• [The task] From the records below, give the number of lines that contain the string "price", without any other text.

• [Records to use]
▬▬▬▬▬▬
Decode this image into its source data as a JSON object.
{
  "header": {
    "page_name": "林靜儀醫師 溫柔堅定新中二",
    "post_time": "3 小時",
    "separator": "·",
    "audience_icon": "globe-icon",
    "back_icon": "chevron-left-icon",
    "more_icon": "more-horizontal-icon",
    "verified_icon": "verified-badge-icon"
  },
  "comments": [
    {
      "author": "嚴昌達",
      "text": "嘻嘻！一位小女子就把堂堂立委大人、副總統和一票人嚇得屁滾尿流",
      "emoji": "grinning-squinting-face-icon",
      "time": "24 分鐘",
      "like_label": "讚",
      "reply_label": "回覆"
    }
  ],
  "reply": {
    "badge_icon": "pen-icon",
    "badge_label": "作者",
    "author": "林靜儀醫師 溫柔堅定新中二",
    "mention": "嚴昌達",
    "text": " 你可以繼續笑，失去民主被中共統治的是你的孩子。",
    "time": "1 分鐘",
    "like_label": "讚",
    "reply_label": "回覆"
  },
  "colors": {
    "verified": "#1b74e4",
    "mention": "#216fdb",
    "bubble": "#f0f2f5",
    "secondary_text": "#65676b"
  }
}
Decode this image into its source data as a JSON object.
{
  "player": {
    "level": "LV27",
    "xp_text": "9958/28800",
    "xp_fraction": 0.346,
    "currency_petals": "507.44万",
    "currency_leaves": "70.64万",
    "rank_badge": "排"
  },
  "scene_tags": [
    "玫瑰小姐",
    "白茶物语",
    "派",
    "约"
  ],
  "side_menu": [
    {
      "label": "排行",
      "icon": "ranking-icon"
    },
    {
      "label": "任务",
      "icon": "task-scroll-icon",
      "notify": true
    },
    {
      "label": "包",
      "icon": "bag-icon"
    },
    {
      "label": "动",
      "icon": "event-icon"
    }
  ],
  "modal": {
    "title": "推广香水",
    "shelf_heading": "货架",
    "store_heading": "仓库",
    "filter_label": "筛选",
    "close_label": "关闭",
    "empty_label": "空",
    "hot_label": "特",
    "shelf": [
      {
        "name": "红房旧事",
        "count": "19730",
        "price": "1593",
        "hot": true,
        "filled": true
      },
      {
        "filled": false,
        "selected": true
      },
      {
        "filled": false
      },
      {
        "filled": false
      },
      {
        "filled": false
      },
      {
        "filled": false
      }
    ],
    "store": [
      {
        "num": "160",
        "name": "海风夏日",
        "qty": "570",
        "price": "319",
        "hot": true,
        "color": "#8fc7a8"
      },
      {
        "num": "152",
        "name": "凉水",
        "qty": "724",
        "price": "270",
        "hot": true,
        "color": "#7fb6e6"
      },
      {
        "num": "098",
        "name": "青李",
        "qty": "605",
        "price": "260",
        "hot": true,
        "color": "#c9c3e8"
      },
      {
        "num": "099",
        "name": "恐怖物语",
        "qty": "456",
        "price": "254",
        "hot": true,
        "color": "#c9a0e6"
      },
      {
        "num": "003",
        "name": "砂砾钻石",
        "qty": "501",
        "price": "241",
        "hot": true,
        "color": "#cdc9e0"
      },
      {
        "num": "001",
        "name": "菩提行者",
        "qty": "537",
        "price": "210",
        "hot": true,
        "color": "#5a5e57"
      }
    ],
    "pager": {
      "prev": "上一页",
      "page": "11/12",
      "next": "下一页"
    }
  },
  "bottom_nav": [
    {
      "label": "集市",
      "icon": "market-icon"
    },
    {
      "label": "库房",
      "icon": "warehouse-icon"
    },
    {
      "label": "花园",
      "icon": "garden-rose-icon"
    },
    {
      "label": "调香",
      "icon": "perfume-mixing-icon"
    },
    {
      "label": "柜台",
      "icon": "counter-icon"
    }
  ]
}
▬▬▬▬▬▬
• [Answer for this exercise] 7